Leinster must have been delighted but they knew that Clontarf would not go down without a fight and in the Owens sisters they still had formidable challenge to face. The response was built round number 3 batswoman Colette Branagan who top scored with 27 but it took a crucial 7th wicket partnership between captain Linda Cassidy and schoolgirl Gwen Smith to bring the game to the final two overs with 8 still needed. Needing 3 off the final over and 1 off the last ball, Catherine McDonnell was run out leaving the scores level. Cue a scramble for the competition rules before Leinster were declared the winners having lost 8 wickets to Clontarf’s 9. Leinster therefore retained the cup.

In the league, Clontarf won their third consecutive title.

Touring had become a regular feature of the season and 1981 was no different. It was indeed a landmark year as a 14 strong Leinster squad undertook a tour to England to play Young England and Riverside CC in two games each. The Leinster squad was captained by Hilary O’Reilly who joined two club mates in captaining representative sides, Sharon Molins who captained the South Leinster side and Ginger O’Brien who was captaining the Irish men’s team. The other selected players were: Colette Branagan, Paula Jones, Catherine McDonnell, Helen McDonnell (all Leinster) Rachel Hardiman, Karen Smyth and Marie Stanton (all Merrion), Mary Hackett, Annie Murray, Stella Owens (all Clontarf) Grainne Clancy, Mary Pat Moore (all Phoenix) and Marguerite Barry (CYM). The side was managed by Mary Sharpe.

Leinster in England 1981The Leinster squad that toured England in 1981

The trips began with the games against Young England and were played in Lancaster University. One both occasions the home side batted first and on both occasions batted for the vast majority of overs. In game 1 they scored 106 for 2 in 39 overs. This left just 23 overs for the Leinster side in which they made 79 for 6 with Marie Stanton making 30. Game 2 took a similar pattern the Young Englanders making 115 all out in 38 overs leaving 24 overs for the visitors who made 66 for 4. The game was notable for an outstanding individual performance by Stella Owens who followed up her 5 for 52 in the first innings with an unbeaten 40 in the second.

The touring party then moved down to London to play Riverside CC. England was buzzing in July 1981, Ian Botham was lifting the nation on the cricket field but in London the talk of the town was the wedding of Prince Charles and Lady Diana Spencer.

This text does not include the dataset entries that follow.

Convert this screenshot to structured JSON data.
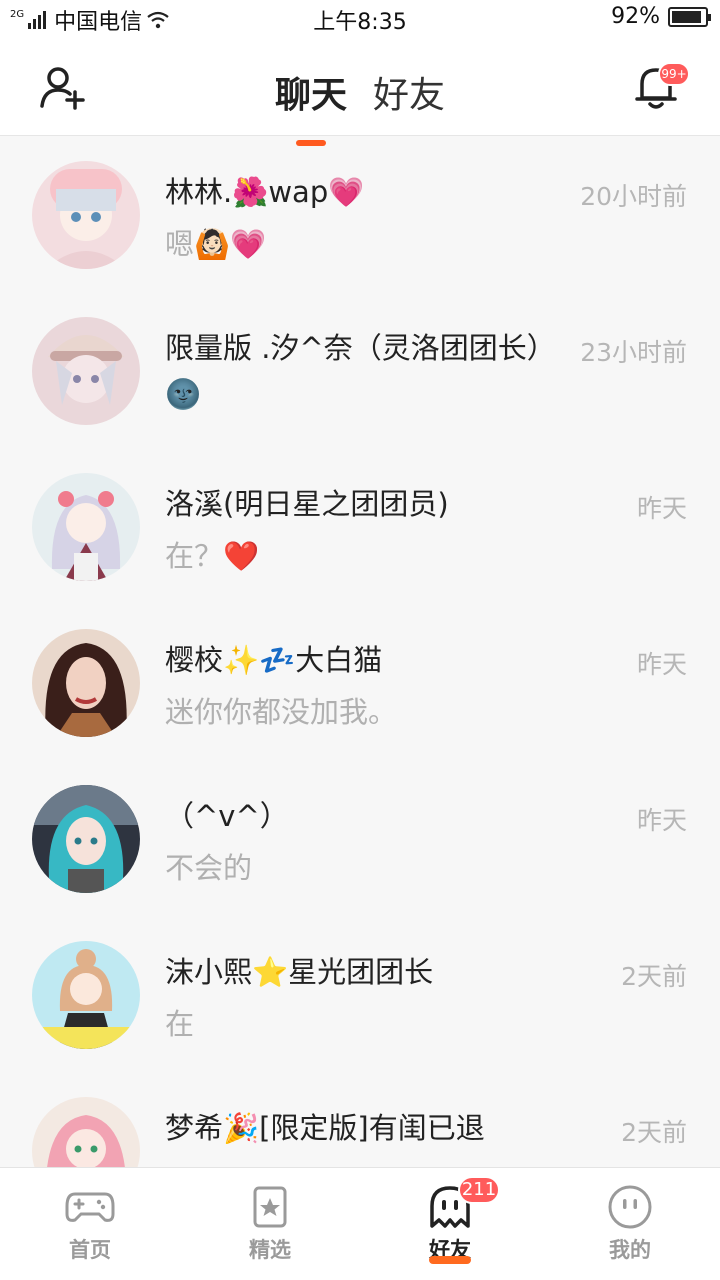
{
  "status_bar": {
    "network_type": "2G",
    "carrier": "中国电信",
    "time": "上午8:35",
    "battery": "92%",
    "battery_level": 0.92
  },
  "header": {
    "tabs": [
      {
        "label": "聊天",
        "active": true
      },
      {
        "label": "好友",
        "active": false
      }
    ],
    "notification_badge": "99+",
    "accent_color": "#ff5a1f"
  },
  "chats": [
    {
      "name": "林林.🌺wap💗",
      "time": "20小时前",
      "message": "嗯🙆🏻💗"
    },
    {
      "name": "限量版 .汐^奈（灵洛团团长）",
      "time": "23小时前",
      "message": "🌚"
    },
    {
      "name": "洛溪(明日星之团团员)",
      "time": "昨天",
      "message": "在？❤️"
    },
    {
      "name": "樱校✨💤大白猫",
      "time": "昨天",
      "message": "迷你你都没加我。"
    },
    {
      "name": "（^v^）",
      "time": "昨天",
      "message": "不会的"
    },
    {
      "name": "沫小熙⭐星光团团长",
      "time": "2天前",
      "message": "在"
    },
    {
      "name": "梦希🎉[限定版]有闺已退",
      "time": "2天前",
      "message": ""
    }
  ],
  "bottom_nav": {
    "items": [
      {
        "label": "首页",
        "icon": "gamepad-icon",
        "active": false
      },
      {
        "label": "精选",
        "icon": "star-card-icon",
        "active": false
      },
      {
        "label": "好友",
        "icon": "ghost-icon",
        "active": true
      },
      {
        "label": "我的",
        "icon": "face-icon",
        "active": false
      }
    ],
    "friends_badge": "211"
  }
}
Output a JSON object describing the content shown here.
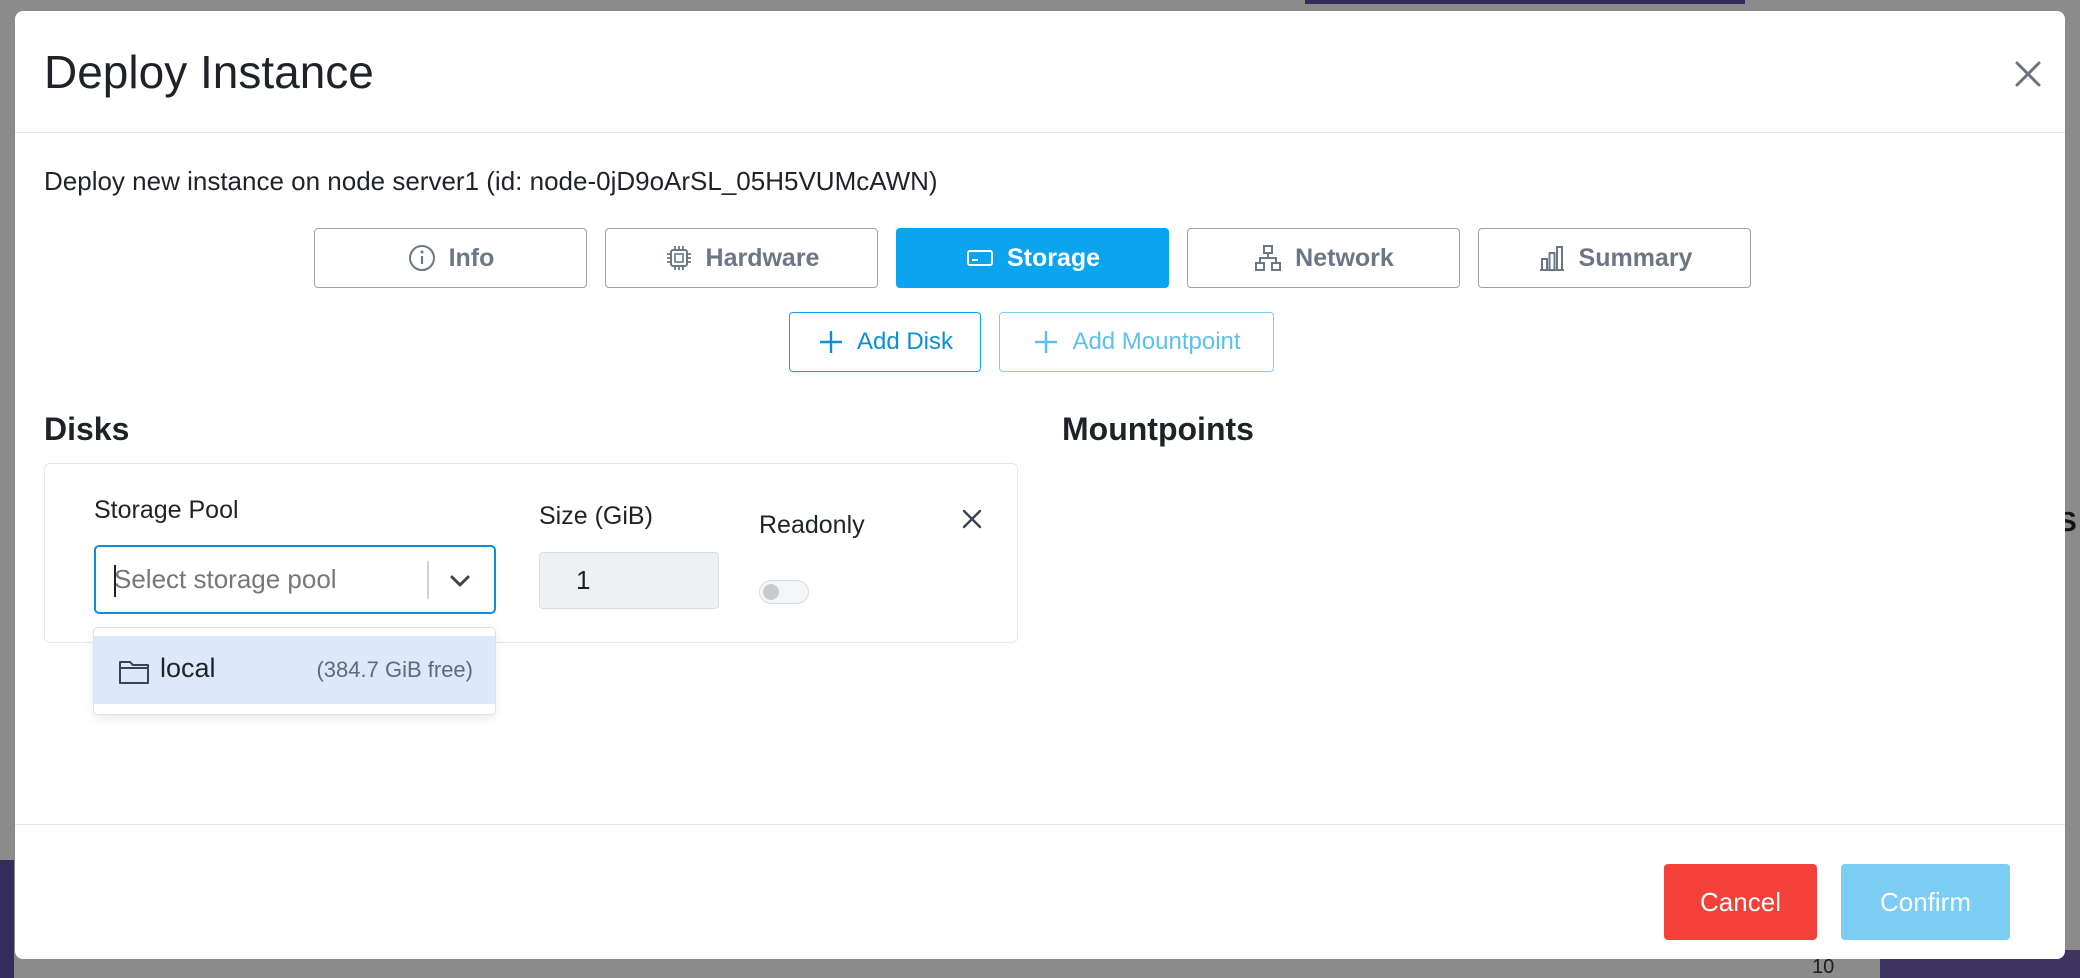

The hosts normally played in a public park but fears that the parks would be closed due to the wedding meant that the games were moved to Uxbridge CC which was an out ground for Middlesex CCC. In contrast to the earlier games, the visitors batted first on both occasions, losing the first by 9 wickets despite good batting from Mary Hackett (37) and Marie Stanton (36). The second game resulted in a draw after Leinster made 106 all out (Mary Pat Moore 35) but excellent bowling from Rachel Hardiman 4 for 27) restricted the hosts to 84 for 5. While the scores in these games appear low, one of the party recalls the huge boundaries, something that they were not used to in their domestic game.

It is clear that women’s cricket had moved on enormously since its restart and at remarkable pace. But there was more to come as the game moved beyond the confines of Leinster and took hold throughout the island. Those who had rekindled the interest had their eye on a bigger prize and their ambitions were to place women’s cricket on a national stage. The rest of the 80s would be interesting.

This article does not intend to be definitive. It has been compiled though the thanks to the records of Phyllis Spence together with a trawl of newspaper archives, Cricket Leinster’s 100 Not out and various LCU publications of the era. Additionally and most importantly, huge thanks to a number of players of their era who have shared their recollections and photos albums. Particular thanks to Colette Branagan, Kay Bergin, Helen Hearnden (McDonnell), Mary Murray, Mary Pat Moore, Aideen Rice and the wider Spence family. The fondness, with which the era is remembered, makes me think a reunion would be a fantastic affair.